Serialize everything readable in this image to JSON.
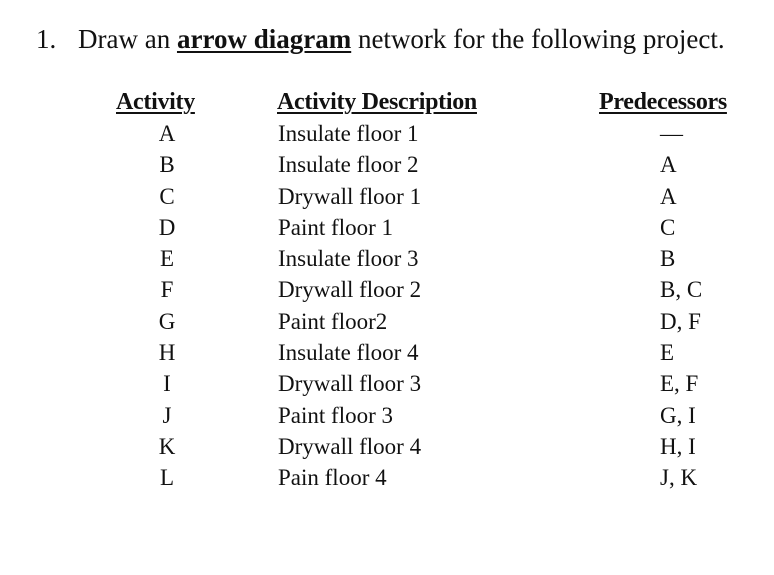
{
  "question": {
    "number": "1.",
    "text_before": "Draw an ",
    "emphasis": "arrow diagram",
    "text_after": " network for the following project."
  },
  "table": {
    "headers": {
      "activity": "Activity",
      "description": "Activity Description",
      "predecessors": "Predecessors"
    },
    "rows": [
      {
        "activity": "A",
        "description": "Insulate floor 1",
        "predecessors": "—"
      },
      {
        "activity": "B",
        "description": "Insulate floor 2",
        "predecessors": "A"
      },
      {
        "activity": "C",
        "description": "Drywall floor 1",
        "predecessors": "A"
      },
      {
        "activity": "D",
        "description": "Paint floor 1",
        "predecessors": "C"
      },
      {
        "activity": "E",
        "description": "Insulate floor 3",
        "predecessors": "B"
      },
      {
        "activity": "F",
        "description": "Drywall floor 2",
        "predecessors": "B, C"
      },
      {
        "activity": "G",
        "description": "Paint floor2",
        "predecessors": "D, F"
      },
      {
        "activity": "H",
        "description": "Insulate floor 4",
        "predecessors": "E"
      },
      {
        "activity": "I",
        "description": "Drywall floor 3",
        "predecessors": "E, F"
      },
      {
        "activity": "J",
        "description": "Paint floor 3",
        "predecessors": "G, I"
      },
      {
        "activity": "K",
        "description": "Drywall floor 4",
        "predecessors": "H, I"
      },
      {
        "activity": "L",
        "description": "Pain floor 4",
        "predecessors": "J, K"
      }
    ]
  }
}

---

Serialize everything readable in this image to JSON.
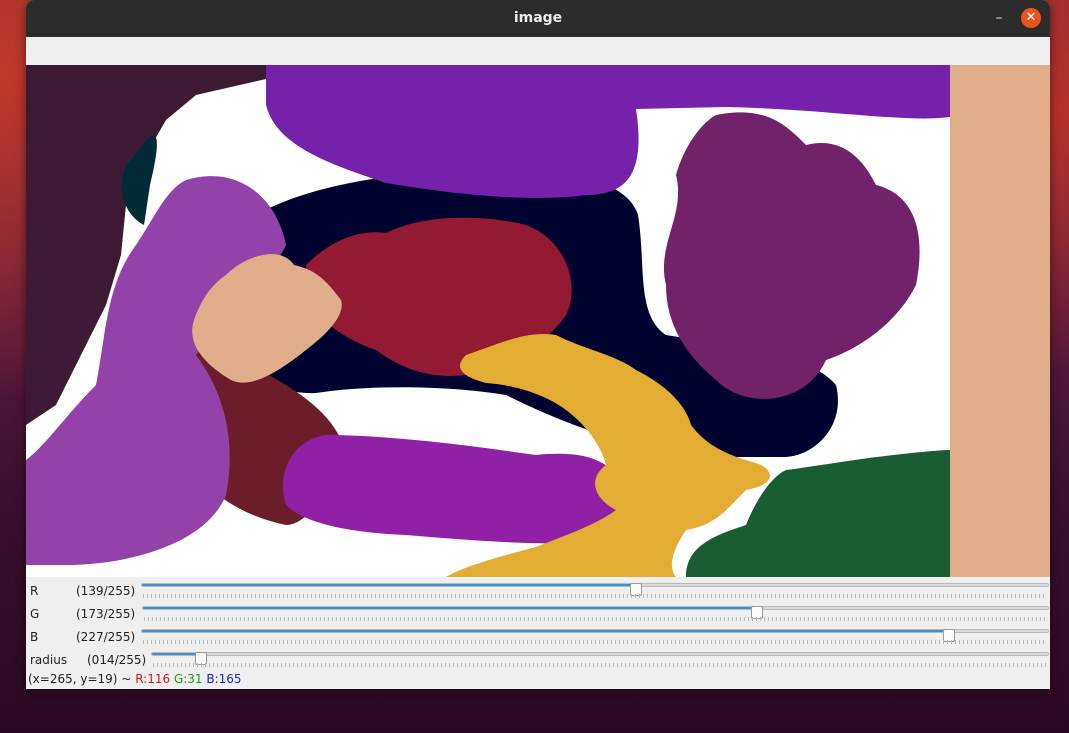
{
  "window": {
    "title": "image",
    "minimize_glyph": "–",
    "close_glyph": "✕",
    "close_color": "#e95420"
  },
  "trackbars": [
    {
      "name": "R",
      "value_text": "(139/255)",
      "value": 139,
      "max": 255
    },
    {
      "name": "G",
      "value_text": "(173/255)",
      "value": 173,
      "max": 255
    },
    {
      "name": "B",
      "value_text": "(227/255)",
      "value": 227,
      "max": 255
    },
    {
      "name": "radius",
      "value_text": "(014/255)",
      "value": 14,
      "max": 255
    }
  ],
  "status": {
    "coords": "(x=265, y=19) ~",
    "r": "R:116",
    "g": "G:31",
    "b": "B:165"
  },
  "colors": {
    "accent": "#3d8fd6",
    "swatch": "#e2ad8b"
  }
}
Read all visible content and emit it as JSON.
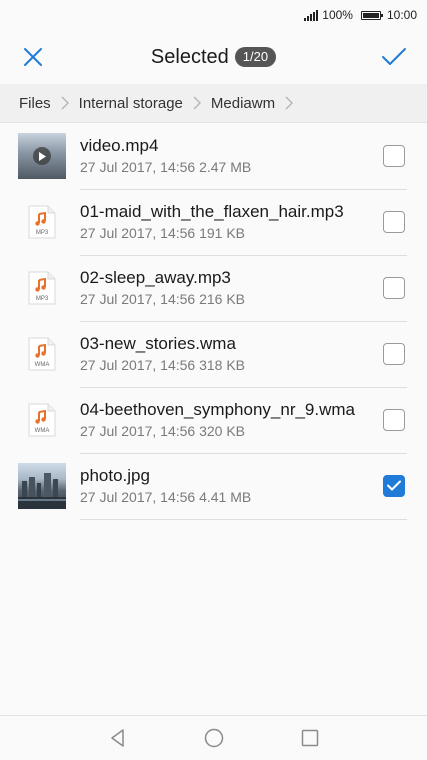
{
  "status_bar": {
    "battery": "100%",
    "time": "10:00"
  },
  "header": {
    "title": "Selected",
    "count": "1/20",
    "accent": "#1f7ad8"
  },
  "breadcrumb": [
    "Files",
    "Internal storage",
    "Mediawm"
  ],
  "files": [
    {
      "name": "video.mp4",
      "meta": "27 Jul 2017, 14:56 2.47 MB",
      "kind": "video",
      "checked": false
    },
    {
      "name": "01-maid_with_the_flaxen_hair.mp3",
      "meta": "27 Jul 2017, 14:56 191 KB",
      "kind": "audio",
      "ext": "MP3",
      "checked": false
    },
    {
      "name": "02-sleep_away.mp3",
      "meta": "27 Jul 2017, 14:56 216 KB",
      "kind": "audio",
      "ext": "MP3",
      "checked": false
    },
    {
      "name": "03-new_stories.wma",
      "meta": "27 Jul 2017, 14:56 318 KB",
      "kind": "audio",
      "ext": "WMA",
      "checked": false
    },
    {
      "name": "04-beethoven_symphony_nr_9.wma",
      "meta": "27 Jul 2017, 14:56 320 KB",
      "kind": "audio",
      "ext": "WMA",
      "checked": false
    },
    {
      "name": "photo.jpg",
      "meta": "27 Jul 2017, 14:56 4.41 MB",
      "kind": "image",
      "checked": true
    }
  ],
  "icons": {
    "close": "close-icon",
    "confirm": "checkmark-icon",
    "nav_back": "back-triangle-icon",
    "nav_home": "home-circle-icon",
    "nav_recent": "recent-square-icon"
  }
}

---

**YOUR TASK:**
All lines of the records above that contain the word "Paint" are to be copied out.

**YOUR SOLUTION:**
        "description": "Paint floor 1",
        "description": "Paint floor2",
        "description": "Paint floor 3",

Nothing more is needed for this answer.